> **Your objective**: Scan the entries for the word "JSON" and report how many lines contain it, as a number with no other words.

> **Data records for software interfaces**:
▼
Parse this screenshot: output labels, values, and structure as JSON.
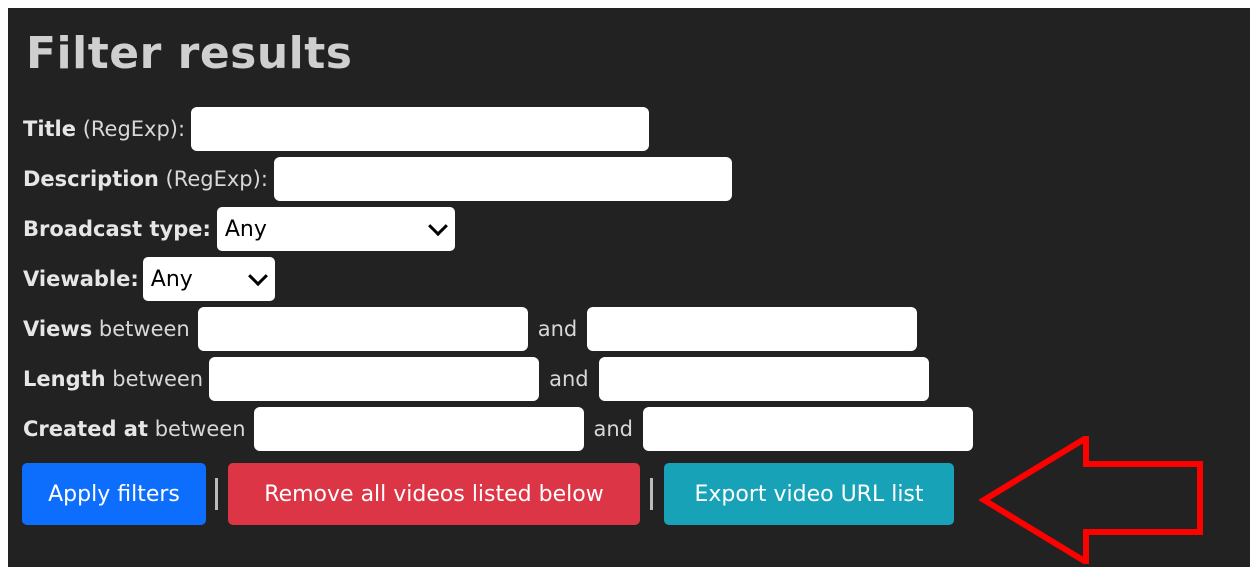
{
  "heading": "Filter results",
  "filters": {
    "title": {
      "bold": "Title",
      "rest": " (RegExp):",
      "value": ""
    },
    "description": {
      "bold": "Description",
      "rest": " (RegExp):",
      "value": ""
    },
    "broadcast_type": {
      "bold": "Broadcast type",
      "rest": ":",
      "selected": "Any"
    },
    "viewable": {
      "bold": "Viewable",
      "rest": ":",
      "selected": "Any"
    },
    "views": {
      "bold": "Views",
      "rest": " between",
      "and": "and",
      "min": "",
      "max": ""
    },
    "length": {
      "bold": "Length",
      "rest": " between",
      "and": "and",
      "min": "",
      "max": ""
    },
    "created_at": {
      "bold": "Created at",
      "rest": " between",
      "and": "and",
      "min": "",
      "max": ""
    }
  },
  "buttons": {
    "apply": "Apply filters",
    "remove_all": "Remove all videos listed below",
    "export": "Export video URL list",
    "separator": "|"
  },
  "colors": {
    "panel_bg": "#222222",
    "apply": "#0d6efd",
    "remove": "#dc3545",
    "export": "#17a2b8",
    "annotation_arrow": "#ff0000"
  }
}
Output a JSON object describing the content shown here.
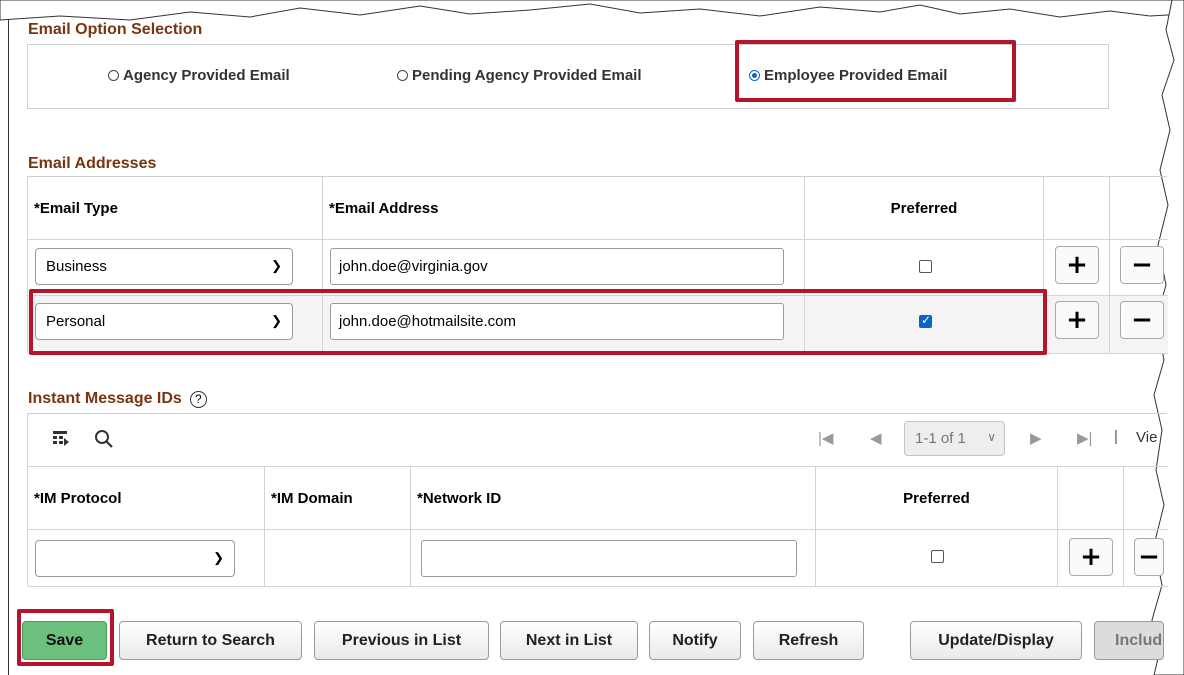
{
  "email_option": {
    "title": "Email Option Selection",
    "options": [
      {
        "label": "Agency Provided Email",
        "selected": false
      },
      {
        "label": "Pending Agency Provided Email",
        "selected": false
      },
      {
        "label": "Employee Provided Email",
        "selected": true
      }
    ]
  },
  "email_addresses": {
    "title": "Email Addresses",
    "headers": {
      "type": "*Email Type",
      "address": "*Email Address",
      "preferred": "Preferred"
    },
    "rows": [
      {
        "type": "Business",
        "address": "john.doe@virginia.gov",
        "preferred": false
      },
      {
        "type": "Personal",
        "address": "john.doe@hotmailsite.com",
        "preferred": true
      }
    ]
  },
  "instant_messages": {
    "title": "Instant Message IDs",
    "pager": {
      "range": "1-1 of 1",
      "view": "Vie"
    },
    "headers": {
      "protocol": "*IM Protocol",
      "domain": "*IM Domain",
      "network": "*Network ID",
      "preferred": "Preferred"
    },
    "rows": [
      {
        "protocol": "",
        "domain": "",
        "network": "",
        "preferred": false
      }
    ]
  },
  "buttons": {
    "save": "Save",
    "return": "Return to Search",
    "previous": "Previous in List",
    "next": "Next in List",
    "notify": "Notify",
    "refresh": "Refresh",
    "update": "Update/Display",
    "include": "Includ"
  },
  "colors": {
    "highlight": "#b5152b",
    "section_title": "#7a3410",
    "save_button": "#6cc07e",
    "checkbox": "#0a63c9"
  }
}
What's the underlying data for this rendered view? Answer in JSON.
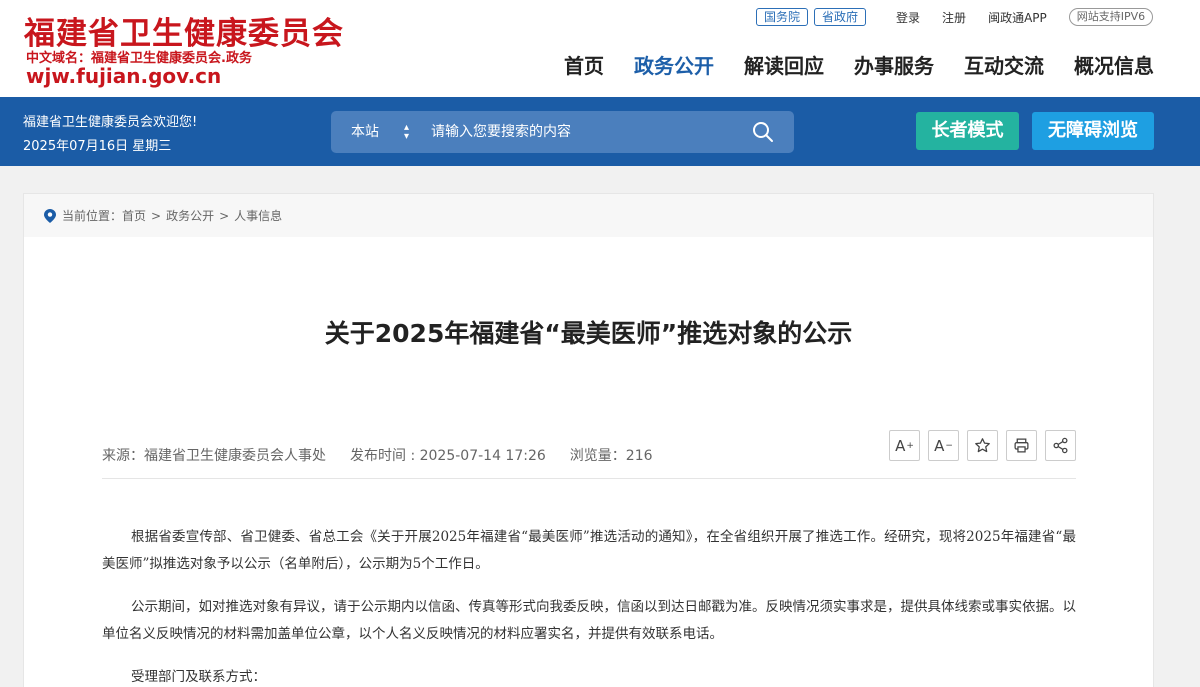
{
  "header": {
    "site_name": "福建省卫生健康委员会",
    "domain_cn": "中文域名：福建省卫生健康委员会.政务",
    "domain_url": "wjw.fujian.gov.cn",
    "top_links": {
      "state_council": "国务院",
      "province_gov": "省政府",
      "login": "登录",
      "register": "注册",
      "app": "闽政通APP",
      "ipv6": "网站支持IPV6"
    },
    "nav": [
      "首页",
      "政务公开",
      "解读回应",
      "办事服务",
      "互动交流",
      "概况信息"
    ],
    "nav_active": "政务公开"
  },
  "bar": {
    "welcome": "福建省卫生健康委员会欢迎您!",
    "date": "2025年07月16日  星期三",
    "search_scope": "本站",
    "search_placeholder": "请输入您要搜索的内容",
    "elder_mode": "长者模式",
    "accessible": "无障碍浏览"
  },
  "breadcrumb": {
    "label": "当前位置：",
    "items": [
      "首页",
      "政务公开",
      "人事信息"
    ]
  },
  "article": {
    "title": "关于2025年福建省“最美医师”推选对象的公示",
    "source": "来源：福建省卫生健康委员会人事处",
    "publish_time": "发布时间 : 2025-07-14 17:26",
    "views": "浏览量：216",
    "tools": {
      "font_up": "A",
      "font_down": "A"
    },
    "paragraphs": [
      "根据省委宣传部、省卫健委、省总工会《关于开展2025年福建省“最美医师”推选活动的通知》，在全省组织开展了推选工作。经研究，现将2025年福建省“最美医师”拟推选对象予以公示（名单附后），公示期为5个工作日。",
      "公示期间，如对推选对象有异议，请于公示期内以信函、传真等形式向我委反映，信函以到达日邮戳为准。反映情况须实事求是，提供具体线索或事实依据。以单位名义反映情况的材料需加盖单位公章，以个人名义反映情况的材料应署实名，并提供有效联系电话。",
      "受理部门及联系方式："
    ]
  },
  "colors": {
    "brand_red": "#c8161d",
    "bar_blue": "#1b5ca6",
    "elder_green": "#24b3a0",
    "access_blue": "#1e9fe2"
  }
}
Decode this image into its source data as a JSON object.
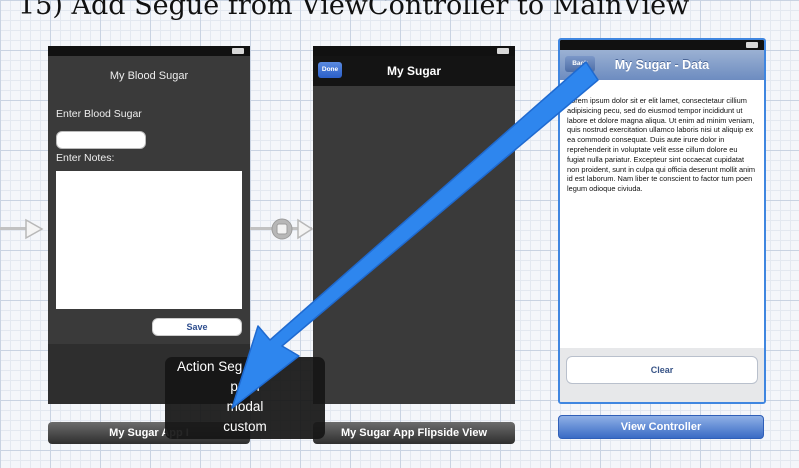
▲
> **Result for this exercise**: 4